#### [What you will do]
Your output is one number, the count of lines in the listing below that hold the word "selected".

START Data to process

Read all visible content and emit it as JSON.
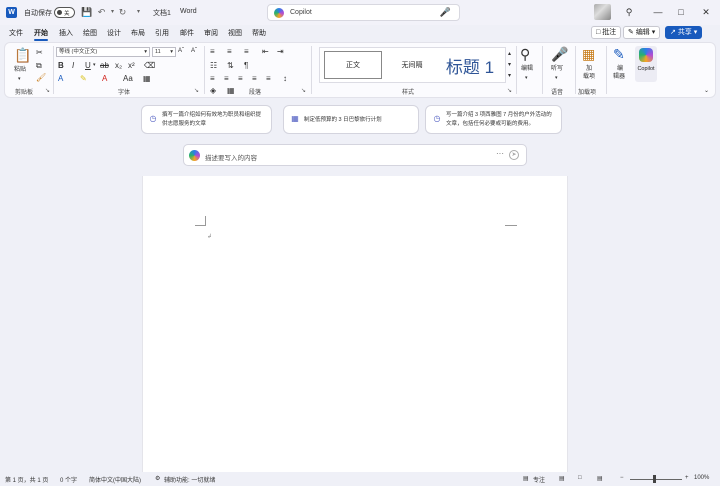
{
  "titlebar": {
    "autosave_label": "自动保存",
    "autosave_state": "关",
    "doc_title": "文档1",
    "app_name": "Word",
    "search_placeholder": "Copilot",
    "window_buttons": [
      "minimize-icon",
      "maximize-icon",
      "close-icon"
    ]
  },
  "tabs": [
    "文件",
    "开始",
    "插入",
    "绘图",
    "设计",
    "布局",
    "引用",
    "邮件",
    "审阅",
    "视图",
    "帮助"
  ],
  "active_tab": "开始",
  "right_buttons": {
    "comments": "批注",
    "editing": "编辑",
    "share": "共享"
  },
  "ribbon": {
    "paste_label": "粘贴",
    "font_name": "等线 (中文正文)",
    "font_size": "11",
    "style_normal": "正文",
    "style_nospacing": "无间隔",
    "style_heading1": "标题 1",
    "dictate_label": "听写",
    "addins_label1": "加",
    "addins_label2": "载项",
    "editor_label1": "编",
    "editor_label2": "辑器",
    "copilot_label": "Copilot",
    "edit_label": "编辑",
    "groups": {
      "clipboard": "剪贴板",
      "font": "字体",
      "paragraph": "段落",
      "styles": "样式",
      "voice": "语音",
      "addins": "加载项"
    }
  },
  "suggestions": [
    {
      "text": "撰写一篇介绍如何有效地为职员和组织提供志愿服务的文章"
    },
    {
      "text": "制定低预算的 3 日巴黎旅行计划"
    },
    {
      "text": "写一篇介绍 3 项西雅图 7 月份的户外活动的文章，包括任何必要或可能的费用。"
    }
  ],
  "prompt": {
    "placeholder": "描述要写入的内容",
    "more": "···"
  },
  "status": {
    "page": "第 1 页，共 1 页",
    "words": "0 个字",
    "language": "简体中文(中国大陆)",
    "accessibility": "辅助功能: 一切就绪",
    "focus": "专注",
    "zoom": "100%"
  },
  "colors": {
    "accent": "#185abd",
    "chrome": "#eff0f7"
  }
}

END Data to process
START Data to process

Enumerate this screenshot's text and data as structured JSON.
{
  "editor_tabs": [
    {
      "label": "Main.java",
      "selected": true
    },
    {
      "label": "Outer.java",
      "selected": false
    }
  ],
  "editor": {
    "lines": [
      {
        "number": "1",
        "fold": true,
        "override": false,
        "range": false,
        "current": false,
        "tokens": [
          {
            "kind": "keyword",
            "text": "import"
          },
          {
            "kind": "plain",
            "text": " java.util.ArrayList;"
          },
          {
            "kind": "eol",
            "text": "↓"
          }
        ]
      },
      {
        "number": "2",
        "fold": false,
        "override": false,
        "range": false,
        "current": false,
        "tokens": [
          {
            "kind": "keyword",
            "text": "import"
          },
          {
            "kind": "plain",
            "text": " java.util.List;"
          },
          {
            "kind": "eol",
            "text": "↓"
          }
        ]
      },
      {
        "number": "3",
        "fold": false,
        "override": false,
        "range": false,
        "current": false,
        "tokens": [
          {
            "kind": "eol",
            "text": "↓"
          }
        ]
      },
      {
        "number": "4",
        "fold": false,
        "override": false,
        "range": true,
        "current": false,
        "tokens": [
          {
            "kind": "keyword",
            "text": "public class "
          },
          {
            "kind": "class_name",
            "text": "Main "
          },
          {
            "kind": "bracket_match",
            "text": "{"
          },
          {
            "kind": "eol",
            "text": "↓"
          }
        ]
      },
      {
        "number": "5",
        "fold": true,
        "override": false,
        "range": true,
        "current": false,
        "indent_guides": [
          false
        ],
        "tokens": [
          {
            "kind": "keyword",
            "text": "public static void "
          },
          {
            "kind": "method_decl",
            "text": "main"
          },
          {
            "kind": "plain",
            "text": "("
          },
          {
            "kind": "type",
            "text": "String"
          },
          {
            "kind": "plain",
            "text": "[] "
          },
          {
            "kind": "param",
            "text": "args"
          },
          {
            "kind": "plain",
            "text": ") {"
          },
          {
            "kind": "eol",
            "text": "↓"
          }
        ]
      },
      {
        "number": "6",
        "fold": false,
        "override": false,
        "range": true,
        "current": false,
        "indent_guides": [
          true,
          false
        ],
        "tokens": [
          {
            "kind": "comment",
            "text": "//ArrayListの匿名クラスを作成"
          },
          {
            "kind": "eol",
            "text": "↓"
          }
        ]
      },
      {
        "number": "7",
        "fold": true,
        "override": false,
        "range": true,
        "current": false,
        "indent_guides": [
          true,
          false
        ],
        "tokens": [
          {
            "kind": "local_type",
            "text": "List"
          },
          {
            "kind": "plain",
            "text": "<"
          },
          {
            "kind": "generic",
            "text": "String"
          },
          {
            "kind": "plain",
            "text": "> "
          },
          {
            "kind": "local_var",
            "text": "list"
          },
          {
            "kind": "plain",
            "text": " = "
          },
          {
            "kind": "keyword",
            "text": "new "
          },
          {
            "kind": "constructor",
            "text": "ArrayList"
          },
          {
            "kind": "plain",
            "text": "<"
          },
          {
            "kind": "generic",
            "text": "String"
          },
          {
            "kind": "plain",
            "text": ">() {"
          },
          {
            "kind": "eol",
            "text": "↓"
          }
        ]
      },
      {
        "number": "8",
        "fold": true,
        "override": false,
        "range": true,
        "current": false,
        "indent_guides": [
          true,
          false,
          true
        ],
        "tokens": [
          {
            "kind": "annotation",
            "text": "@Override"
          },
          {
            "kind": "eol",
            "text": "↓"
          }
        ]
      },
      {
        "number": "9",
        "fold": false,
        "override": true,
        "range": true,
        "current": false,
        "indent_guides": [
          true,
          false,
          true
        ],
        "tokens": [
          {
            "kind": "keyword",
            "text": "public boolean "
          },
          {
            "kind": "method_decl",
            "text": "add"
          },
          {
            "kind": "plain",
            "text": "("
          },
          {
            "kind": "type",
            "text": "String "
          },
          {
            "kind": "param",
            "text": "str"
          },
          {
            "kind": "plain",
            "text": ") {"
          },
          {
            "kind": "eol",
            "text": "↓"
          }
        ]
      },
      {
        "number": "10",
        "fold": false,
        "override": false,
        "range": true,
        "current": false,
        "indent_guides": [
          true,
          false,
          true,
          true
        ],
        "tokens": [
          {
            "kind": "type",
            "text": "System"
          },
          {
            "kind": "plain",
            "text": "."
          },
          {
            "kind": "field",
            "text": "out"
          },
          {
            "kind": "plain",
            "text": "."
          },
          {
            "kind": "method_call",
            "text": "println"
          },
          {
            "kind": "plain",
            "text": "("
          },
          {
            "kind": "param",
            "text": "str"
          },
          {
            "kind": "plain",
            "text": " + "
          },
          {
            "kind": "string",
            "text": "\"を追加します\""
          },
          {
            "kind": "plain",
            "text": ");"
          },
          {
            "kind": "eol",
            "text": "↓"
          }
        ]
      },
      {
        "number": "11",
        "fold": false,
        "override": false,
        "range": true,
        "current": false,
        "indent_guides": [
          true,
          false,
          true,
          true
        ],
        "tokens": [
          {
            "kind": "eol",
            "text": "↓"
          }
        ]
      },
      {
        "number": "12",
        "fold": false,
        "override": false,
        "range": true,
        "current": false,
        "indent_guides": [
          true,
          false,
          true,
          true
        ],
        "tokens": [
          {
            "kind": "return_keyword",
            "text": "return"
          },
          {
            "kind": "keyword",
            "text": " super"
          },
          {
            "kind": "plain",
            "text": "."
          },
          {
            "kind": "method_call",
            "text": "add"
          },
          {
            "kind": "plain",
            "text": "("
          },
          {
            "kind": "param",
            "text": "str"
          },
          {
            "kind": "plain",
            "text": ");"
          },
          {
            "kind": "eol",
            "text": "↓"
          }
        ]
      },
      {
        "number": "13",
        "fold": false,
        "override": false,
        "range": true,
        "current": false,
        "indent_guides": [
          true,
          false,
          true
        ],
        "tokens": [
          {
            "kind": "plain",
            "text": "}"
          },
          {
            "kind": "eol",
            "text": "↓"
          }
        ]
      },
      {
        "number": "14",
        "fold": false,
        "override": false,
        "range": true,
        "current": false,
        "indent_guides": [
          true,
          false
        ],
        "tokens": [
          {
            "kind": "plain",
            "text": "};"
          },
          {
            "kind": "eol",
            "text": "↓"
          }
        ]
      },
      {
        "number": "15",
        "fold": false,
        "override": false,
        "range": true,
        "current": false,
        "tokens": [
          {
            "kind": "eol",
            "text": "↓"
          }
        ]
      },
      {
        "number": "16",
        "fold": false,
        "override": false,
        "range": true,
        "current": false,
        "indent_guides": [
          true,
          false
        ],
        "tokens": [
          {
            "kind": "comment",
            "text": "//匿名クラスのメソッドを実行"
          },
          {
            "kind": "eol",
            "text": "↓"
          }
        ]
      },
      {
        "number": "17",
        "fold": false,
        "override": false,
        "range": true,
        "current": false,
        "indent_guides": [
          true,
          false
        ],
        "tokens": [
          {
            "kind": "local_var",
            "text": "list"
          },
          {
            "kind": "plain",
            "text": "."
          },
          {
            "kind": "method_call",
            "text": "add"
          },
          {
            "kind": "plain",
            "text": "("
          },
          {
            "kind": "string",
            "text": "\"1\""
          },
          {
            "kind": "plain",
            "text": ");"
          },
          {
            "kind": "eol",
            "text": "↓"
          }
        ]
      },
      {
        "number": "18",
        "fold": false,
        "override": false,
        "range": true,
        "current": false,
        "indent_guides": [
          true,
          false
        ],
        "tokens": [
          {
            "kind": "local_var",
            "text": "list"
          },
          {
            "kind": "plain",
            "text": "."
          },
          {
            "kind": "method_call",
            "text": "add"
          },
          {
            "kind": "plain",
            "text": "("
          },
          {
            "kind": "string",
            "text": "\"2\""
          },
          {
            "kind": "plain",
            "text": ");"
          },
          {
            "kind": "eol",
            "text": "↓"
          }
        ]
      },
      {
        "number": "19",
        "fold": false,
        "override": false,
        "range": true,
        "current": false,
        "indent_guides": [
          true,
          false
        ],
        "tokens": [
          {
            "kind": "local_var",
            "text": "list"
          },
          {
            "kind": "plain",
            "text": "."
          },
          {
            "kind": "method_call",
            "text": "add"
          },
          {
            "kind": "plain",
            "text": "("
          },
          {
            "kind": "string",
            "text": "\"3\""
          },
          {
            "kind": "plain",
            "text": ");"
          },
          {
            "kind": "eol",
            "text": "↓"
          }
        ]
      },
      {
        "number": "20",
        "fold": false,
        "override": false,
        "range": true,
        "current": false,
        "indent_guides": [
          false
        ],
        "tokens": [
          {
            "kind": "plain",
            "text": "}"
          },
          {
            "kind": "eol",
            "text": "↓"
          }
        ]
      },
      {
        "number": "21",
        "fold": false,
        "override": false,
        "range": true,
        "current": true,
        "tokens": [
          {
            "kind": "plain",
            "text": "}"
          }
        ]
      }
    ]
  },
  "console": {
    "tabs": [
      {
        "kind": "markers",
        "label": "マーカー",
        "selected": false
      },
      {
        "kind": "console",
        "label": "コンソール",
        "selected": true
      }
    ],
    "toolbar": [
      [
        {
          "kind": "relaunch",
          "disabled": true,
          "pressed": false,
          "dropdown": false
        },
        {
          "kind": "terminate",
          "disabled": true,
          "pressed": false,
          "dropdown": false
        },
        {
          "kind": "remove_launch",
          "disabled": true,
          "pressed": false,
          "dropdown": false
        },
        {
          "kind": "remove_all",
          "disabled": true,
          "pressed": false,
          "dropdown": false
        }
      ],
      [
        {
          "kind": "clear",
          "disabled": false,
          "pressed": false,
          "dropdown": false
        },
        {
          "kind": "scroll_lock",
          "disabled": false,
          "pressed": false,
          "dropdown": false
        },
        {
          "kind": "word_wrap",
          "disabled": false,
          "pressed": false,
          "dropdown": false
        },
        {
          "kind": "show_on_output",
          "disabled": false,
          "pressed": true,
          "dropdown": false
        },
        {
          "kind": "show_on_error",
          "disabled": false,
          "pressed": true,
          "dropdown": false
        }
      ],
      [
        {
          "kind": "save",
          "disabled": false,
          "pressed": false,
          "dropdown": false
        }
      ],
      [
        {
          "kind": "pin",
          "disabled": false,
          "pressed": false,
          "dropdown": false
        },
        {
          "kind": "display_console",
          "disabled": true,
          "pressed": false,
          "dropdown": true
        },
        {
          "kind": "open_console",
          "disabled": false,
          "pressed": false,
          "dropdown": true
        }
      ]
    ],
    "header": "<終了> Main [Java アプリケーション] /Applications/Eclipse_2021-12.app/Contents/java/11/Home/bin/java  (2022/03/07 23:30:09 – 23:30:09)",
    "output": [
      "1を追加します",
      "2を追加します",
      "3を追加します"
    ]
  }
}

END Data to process

#### [Answer box]
4